These maps visualise the Language Spoken at Home (LANP) data from the 2016 Census. Data was available at the most granular geographic division possible (mesh blocks). This enabled us to produce a dot density map that vividly shows how people from different cultures coexist (or not) in ultra high resolution. Each coloured dot represents 5 people from the same language group in the area. Highly populated areas have a higher density of dots; while language diversity is shown through the number of different colours in the given area.

Do you live in an area that’s heavily intermixed or segregated? Do you think language diversity is a benefit of multiculturalism in Australia? Ping us on Twitter @smallmultiples

The maps have been featured in The Age article Blue and red, with green flashes - map reveals Melbourne’s kaleidoscope of languages with detailed analysis by Craig Butt


View full-size map of Sydney 1 dot = 5 people


View full-size map of Melbourne

1 dot = 5 people

Language groups
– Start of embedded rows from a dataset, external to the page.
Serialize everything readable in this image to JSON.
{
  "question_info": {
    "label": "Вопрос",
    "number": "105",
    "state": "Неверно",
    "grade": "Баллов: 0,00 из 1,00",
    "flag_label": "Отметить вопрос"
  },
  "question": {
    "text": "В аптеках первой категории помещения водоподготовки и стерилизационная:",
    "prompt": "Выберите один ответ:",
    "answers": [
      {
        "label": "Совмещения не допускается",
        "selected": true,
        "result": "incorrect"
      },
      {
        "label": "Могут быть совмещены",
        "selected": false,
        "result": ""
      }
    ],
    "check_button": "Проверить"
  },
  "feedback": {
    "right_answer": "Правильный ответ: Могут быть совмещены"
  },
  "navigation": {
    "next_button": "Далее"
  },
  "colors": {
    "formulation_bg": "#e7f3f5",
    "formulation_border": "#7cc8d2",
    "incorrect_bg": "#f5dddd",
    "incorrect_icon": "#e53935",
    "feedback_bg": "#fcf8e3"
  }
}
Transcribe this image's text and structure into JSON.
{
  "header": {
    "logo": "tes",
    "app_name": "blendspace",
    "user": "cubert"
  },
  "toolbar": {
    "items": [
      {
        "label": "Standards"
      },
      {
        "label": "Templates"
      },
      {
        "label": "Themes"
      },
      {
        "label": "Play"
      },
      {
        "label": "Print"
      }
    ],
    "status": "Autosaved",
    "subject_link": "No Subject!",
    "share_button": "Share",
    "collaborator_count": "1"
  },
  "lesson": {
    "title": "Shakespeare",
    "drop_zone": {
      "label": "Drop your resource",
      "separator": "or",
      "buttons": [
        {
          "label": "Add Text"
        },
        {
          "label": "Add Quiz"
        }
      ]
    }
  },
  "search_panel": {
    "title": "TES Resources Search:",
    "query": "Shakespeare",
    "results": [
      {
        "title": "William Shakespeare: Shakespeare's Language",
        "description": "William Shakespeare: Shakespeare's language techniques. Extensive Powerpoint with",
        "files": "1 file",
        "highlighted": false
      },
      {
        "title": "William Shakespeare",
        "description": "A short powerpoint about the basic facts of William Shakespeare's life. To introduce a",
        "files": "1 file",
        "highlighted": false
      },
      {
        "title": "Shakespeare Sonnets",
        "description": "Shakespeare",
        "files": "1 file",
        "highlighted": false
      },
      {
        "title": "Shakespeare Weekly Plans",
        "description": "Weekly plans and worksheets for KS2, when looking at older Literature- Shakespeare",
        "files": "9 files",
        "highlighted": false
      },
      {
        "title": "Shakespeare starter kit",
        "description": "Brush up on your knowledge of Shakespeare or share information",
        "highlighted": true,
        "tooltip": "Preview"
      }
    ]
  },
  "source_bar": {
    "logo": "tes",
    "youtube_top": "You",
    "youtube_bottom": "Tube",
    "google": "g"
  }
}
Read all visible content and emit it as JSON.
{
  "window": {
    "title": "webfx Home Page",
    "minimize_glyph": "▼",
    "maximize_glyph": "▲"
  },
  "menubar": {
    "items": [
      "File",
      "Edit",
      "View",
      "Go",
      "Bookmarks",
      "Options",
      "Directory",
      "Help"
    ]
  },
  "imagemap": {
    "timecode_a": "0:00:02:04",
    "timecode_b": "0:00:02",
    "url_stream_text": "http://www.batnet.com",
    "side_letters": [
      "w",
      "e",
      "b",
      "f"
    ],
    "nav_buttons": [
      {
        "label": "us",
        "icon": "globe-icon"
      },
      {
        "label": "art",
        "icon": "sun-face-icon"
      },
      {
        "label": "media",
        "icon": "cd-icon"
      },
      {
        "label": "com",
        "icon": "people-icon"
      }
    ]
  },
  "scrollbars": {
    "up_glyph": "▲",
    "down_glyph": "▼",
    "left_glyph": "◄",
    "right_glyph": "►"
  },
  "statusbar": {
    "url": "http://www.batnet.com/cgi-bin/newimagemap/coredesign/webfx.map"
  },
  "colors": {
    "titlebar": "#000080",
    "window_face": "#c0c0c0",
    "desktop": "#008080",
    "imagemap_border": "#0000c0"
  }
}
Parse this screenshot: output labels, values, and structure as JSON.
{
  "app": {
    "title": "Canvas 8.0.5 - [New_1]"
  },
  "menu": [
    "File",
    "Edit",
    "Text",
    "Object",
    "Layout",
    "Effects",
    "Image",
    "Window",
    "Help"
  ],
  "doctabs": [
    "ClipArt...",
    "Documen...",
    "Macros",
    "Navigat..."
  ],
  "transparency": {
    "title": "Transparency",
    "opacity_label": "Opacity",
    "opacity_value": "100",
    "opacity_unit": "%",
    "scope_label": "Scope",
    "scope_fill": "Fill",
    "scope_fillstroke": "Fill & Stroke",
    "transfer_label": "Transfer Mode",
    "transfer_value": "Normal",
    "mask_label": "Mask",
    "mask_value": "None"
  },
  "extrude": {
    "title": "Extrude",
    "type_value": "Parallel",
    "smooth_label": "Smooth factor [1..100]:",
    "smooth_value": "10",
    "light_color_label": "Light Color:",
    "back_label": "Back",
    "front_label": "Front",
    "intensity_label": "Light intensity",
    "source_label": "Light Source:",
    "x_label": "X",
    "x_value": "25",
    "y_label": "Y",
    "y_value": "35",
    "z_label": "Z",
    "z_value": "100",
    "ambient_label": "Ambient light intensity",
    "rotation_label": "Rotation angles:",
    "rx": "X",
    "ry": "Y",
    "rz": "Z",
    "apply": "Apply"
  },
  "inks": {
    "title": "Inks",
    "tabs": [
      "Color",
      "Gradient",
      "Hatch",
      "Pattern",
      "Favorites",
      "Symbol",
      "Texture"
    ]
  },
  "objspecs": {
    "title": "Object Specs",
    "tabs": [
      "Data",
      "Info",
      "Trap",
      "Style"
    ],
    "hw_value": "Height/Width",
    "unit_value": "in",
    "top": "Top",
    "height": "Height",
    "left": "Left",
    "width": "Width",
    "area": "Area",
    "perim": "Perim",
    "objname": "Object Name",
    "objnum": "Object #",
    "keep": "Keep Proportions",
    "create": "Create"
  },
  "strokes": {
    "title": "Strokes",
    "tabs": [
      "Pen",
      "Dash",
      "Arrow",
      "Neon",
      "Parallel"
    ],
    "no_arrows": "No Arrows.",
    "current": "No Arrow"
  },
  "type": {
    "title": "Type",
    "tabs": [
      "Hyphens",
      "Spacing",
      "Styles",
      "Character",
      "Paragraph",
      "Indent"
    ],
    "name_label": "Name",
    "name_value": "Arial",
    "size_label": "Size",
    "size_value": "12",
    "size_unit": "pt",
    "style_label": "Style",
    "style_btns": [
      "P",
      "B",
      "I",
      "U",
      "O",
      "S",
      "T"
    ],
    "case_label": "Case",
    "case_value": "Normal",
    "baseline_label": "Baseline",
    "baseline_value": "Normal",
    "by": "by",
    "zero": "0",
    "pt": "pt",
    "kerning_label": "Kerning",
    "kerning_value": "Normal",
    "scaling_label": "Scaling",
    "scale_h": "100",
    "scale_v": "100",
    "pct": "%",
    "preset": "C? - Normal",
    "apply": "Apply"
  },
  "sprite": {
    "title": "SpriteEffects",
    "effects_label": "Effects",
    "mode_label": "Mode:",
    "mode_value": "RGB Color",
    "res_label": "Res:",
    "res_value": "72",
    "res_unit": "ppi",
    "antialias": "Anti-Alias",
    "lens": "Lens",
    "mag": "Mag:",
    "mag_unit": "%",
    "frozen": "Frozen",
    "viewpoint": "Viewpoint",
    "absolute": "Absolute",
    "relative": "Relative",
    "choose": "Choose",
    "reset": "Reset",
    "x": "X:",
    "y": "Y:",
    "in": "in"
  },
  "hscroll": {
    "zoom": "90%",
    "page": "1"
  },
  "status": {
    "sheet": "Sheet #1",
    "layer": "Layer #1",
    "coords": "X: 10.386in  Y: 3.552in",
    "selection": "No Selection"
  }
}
  • Eastern Asian: Chinese, Japanese, Korean, Other Eastern Asian Languages
  • Southeast Asian: Burmese and Related Languages, Hmong-Mien, Mon-Khmer, Tai, Southeast Asian Austronesian Languages, Other Southeast Asian Languages
  • Southern Asian: Dravidian, Indo-Aryan, Other Southern Asian Languages
  • Southwest And Central Asian: Iranic, Middle Eastern Semitic Languages, Turkic, Other Southwest and Central Asian Languages
  • Northern European: Celtic, English, German and Related Languages, Dutch and Related Languages, Scandinavian, Finnish and Related Languages
  • Southern European: French, Greek, Iberian Romance, Italian, Maltese, Other Southern European Languages
  • Eastern European: Baltic, Hungarian, East Slavic, South Slavic, West Slavic, Other Eastern European Languages
  • Australian Indigenous: Arnhem Land and Daly River Region Languages, Yolngu Matha, Cape York Peninsula Languages, Torres Strait Island Languages, Northern Desert Fringe Area Languages, Arandic, Western Desert Languages, Kimberley Area Languages, Other Australian Indigenous Languages